━━ Data for this exercise ━━
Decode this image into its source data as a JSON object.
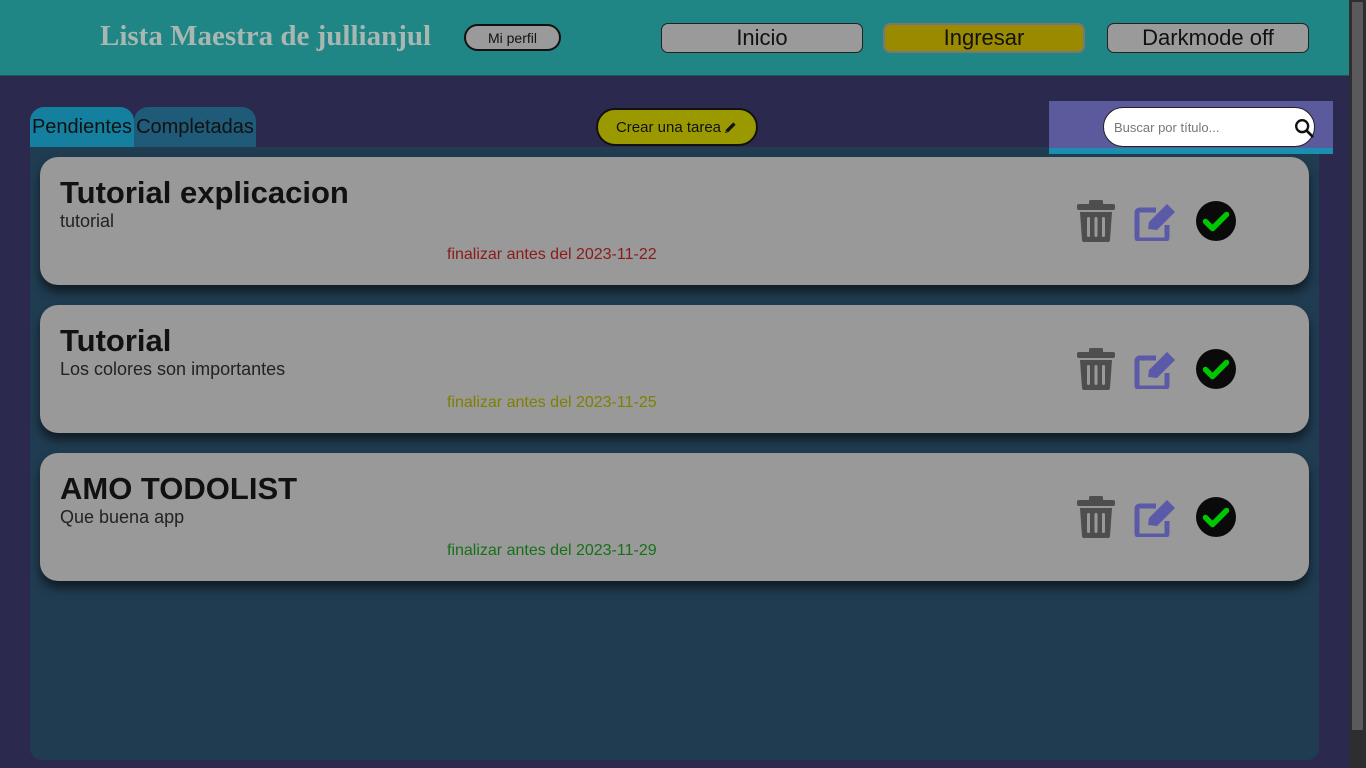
{
  "header": {
    "app_title": "Lista Maestra de jullianjul",
    "profile_label": "Mi perfil",
    "nav": [
      {
        "label": "Inicio",
        "active": false
      },
      {
        "label": "Ingresar",
        "active": true
      },
      {
        "label": "Darkmode off",
        "active": false
      }
    ]
  },
  "tabs": [
    {
      "label": "Pendientes",
      "selected": true
    },
    {
      "label": "Completadas",
      "selected": false
    }
  ],
  "create_task_label": "Crear una tarea",
  "search": {
    "placeholder": "Buscar por título...",
    "value": ""
  },
  "tasks": [
    {
      "title": "Tutorial explicacion",
      "description": "tutorial",
      "due_text": "finalizar antes del 2023-11-22",
      "due_color": "#8b1a1a"
    },
    {
      "title": "Tutorial",
      "description": "Los colores son importantes",
      "due_text": "finalizar antes del 2023-11-25",
      "due_color": "#7f7f00"
    },
    {
      "title": "AMO TODOLIST",
      "description": "Que buena app",
      "due_text": "finalizar antes del 2023-11-29",
      "due_color": "#167016"
    }
  ],
  "task_actions": {
    "delete_icon": "trash-icon",
    "edit_icon": "edit-icon",
    "complete_icon": "check-circle-icon"
  },
  "colors": {
    "header_bg": "#1f8585",
    "page_bg": "#2b2a4e",
    "panel_bg": "#203c51",
    "card_bg": "#999999",
    "accent_yellow": "#9a8a00",
    "edit_icon": "#5a5aa8",
    "check_green": "#00c800"
  }
}
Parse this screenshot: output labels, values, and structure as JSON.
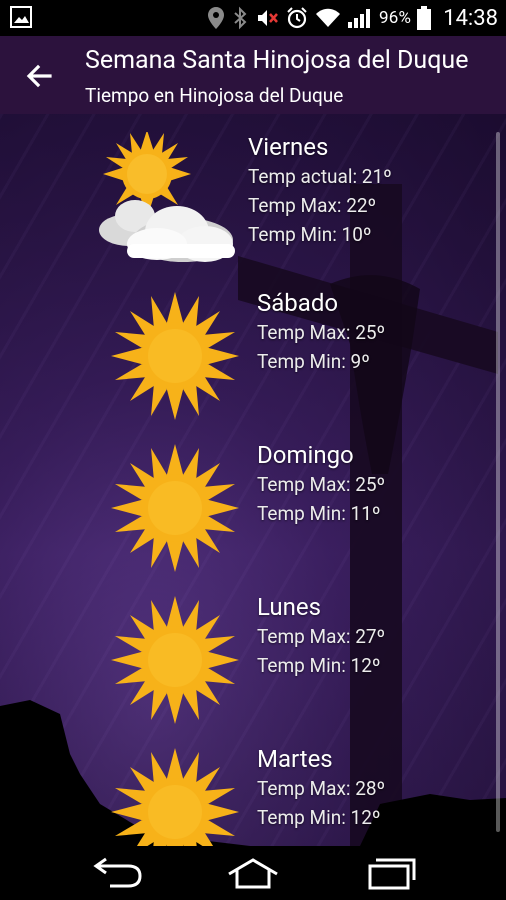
{
  "status_bar": {
    "battery_percent": "96%",
    "time": "14:38",
    "icons": [
      "image-icon",
      "location-icon",
      "bluetooth-icon",
      "mute-icon",
      "alarm-icon",
      "wifi-icon",
      "signal-icon",
      "battery-icon"
    ]
  },
  "app_bar": {
    "title": "Semana Santa Hinojosa del Duque",
    "subtitle": "Tiempo en Hinojosa del Duque"
  },
  "days": [
    {
      "name": "Viernes",
      "icon": "sun-cloud-icon",
      "lines": [
        "Temp actual: 21º",
        "Temp Max: 22º",
        "Temp Min: 10º"
      ]
    },
    {
      "name": "Sábado",
      "icon": "sun-icon",
      "lines": [
        "Temp Max: 25º",
        "Temp Min: 9º"
      ]
    },
    {
      "name": "Domingo",
      "icon": "sun-icon",
      "lines": [
        "Temp Max: 25º",
        "Temp Min: 11º"
      ]
    },
    {
      "name": "Lunes",
      "icon": "sun-icon",
      "lines": [
        "Temp Max: 27º",
        "Temp Min: 12º"
      ]
    },
    {
      "name": "Martes",
      "icon": "sun-icon",
      "lines": [
        "Temp Max: 28º",
        "Temp Min: 12º"
      ]
    }
  ],
  "colors": {
    "app_bar": "#2c123d",
    "sun": "#f7b219",
    "background": "#3a1f5e"
  }
}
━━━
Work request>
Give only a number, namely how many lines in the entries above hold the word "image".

Response box>
2